6) Jack (Lord of the Flies): Someone did not get enough spankings as a child, I swear. Whereas Ralph starts off being a pretty good guy and a decent leader, Jack's just an a**hat the entire book. He's the kind of kid who grows up to be a man like Kurtz. After failing to kill a pig, Jack goes berserk and starts hunting like nobody's business. He decides that hunting is more important than being rescued and eventually he gets a following of boys who treat him like a demi-god. He devolves so much that, in the end, he tries to kill Ralph. He goes from hunting animals to hunting people, his fellow man. Way to go, Jacky; make your mama proud.
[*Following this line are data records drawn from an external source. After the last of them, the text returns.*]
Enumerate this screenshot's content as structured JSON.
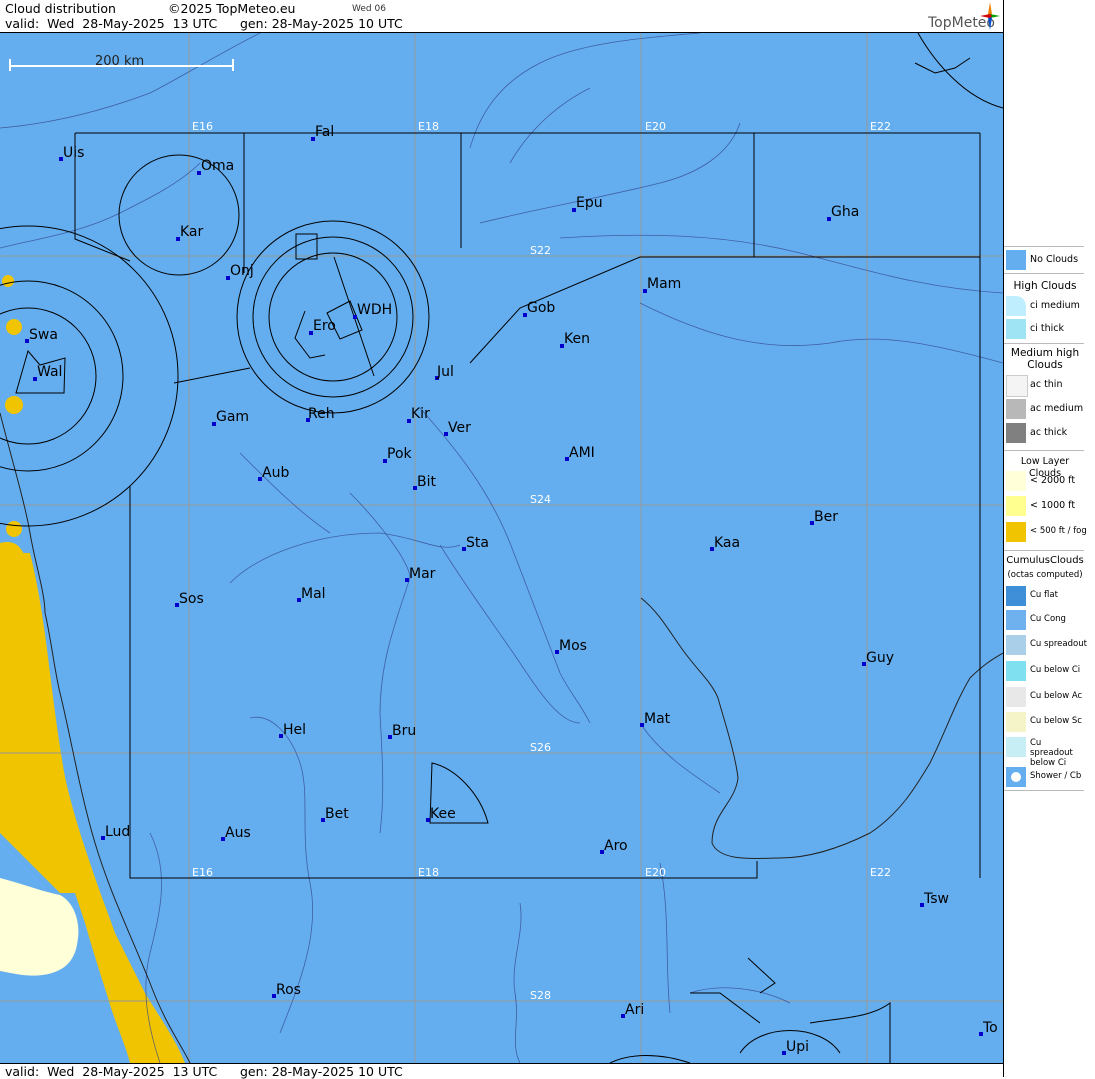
{
  "header": {
    "title": "Cloud distribution",
    "copyright": "©2025 TopMeteo.eu",
    "small_tag": "Wed 06",
    "valid": "valid:  Wed  28-May-2025  13 UTC",
    "gen": "gen: 28-May-2025 10 UTC",
    "brand": "TopMeteo"
  },
  "footer": {
    "valid": "valid:  Wed  28-May-2025  13 UTC",
    "gen": "gen: 28-May-2025 10 UTC"
  },
  "map": {
    "scale_label": "200 km",
    "colors": {
      "sea": "#64aef0",
      "fog": "#f0c400",
      "low": "#ffffd8",
      "grid": "#999999",
      "station": "#0000cc"
    },
    "grid_labels": {
      "lon_top": [
        "E16",
        "E18",
        "E20",
        "E22"
      ],
      "lon_bottom": [
        "E16",
        "E18",
        "E20",
        "E22"
      ],
      "lat": [
        "S22",
        "S24",
        "S26",
        "S28"
      ]
    },
    "stations": [
      "Uis",
      "Fal",
      "Oma",
      "Kar",
      "Epu",
      "Gha",
      "Onj",
      "Mam",
      "Gob",
      "WDH",
      "Ero",
      "Swa",
      "Ken",
      "Wal",
      "Jul",
      "Gam",
      "Reh",
      "Kir",
      "Ver",
      "AMI",
      "Pok",
      "Aub",
      "Bit",
      "Ber",
      "Sta",
      "Kaa",
      "Mar",
      "Sos",
      "Mal",
      "Mos",
      "Guy",
      "Mat",
      "Hel",
      "Bru",
      "Bet",
      "Kee",
      "Lud",
      "Aus",
      "Aro",
      "Tsw",
      "Ros",
      "Ari",
      "To",
      "Upi"
    ]
  },
  "legend": {
    "no_clouds": "No Clouds",
    "high_title": "High Clouds",
    "high_items": [
      "ci medium",
      "ci thick"
    ],
    "medium_title": "Medium high Clouds",
    "medium_items": [
      "ac thin",
      "ac medium",
      "ac thick"
    ],
    "low_title": "Low Layer Clouds",
    "low_items": [
      "< 2000 ft",
      "< 1000 ft",
      "< 500 ft / fog"
    ],
    "cu_title": "CumulusClouds",
    "cu_subtitle": "(octas computed)",
    "cu_items": [
      "Cu flat",
      "Cu Cong",
      "Cu spreadout",
      "Cu below Ci",
      "Cu below Ac",
      "Cu below Sc",
      "Cu spreadout below Ci",
      "Shower / Cb"
    ]
  }
}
7) Severus Snape (Harry Potter): I was debating whether or not to include him on this list because he's my favorite Harry Potter character but, as Meagan from The Blue Bookcase so rightly stated, "Snape makes a fascinating addition to this list as he is both mistakenly believed to be a jerk, and is also in fact a jerk." Snape has always been the character that I identified with most because we seemed to have quite a bit in common: not-so-wonderful childhood, never very popular, unrequited love, etc. But, while I've managed to turn out all right, Snape managed to just be a douche about everything. He joined the wizarding world's version of the Nazi youth, wound up getting the love of his life killed, and then spent the next few decades being a jerk to pretty much everyone he met, including those he could have counted as friends. In spite all of this, I still think that he's one of the deepest and most incredible characters that Rowling created because he's not solely good or solely bad. Morally grey is a great place for a character to be and Snape does it so darn well.
8) Internet Kid (American Gods): This guy doesn't ever really get a name, he's just the fat computer kid. He is, however, one of the New Gods and as such is not a very nice guy. He's jealous of the attention the Old Gods got and he's determined to eradicate them once and for all so that he and the other New Gods can have complete access to that unending source of power. The thing about the Internet Kid, though, is that he's not likable on a level that goes beyond that. He's egotistical, he's rude, he says things that he thinks are funny but that make you want to punch him in the face. Just an all-around unpleasant character.
9) Francis Begbie (Trainspotting): It seems like not a week goes by that I don't talk about this book or this character. As I've gushed about him before, I won't get into too much detail. Just know that Begbie is an angry, violent SOB who takes it upon himself to inflict as much pain on the world as possible. He hurts his "friends," his "family," and pretty much anyone else who gets in his way on a bad day. And every day is a bad day.
10) Crake (Oryx and Crake): Oooh, I'm so smart and no one understands me. That's pretty much the mindset that Crake has for his entire life. A self-pitying genius, Crake decides to wipe out humanity and start from scratch with a new life form that has been genetically modified to be perfect. But first he decides to step on everyone else to get what he wants. He mistreats Jimmy, his only true friend, and uses his girlfriend and the people involved in Madd Adam's group to achieve his goal of a lethal virus that can completely destroy human life while leaving the planet itself untouched. Not the kind of guy I'd want to go hang out with on a Friday night. "Hey, Crake, what do you want to do tonight?" "I dunno. I was thinking of mass murder, but whatever you wanna do, man." "...I was thinking of getting a pizza."
Posted by gabrielreads at 3:03 PM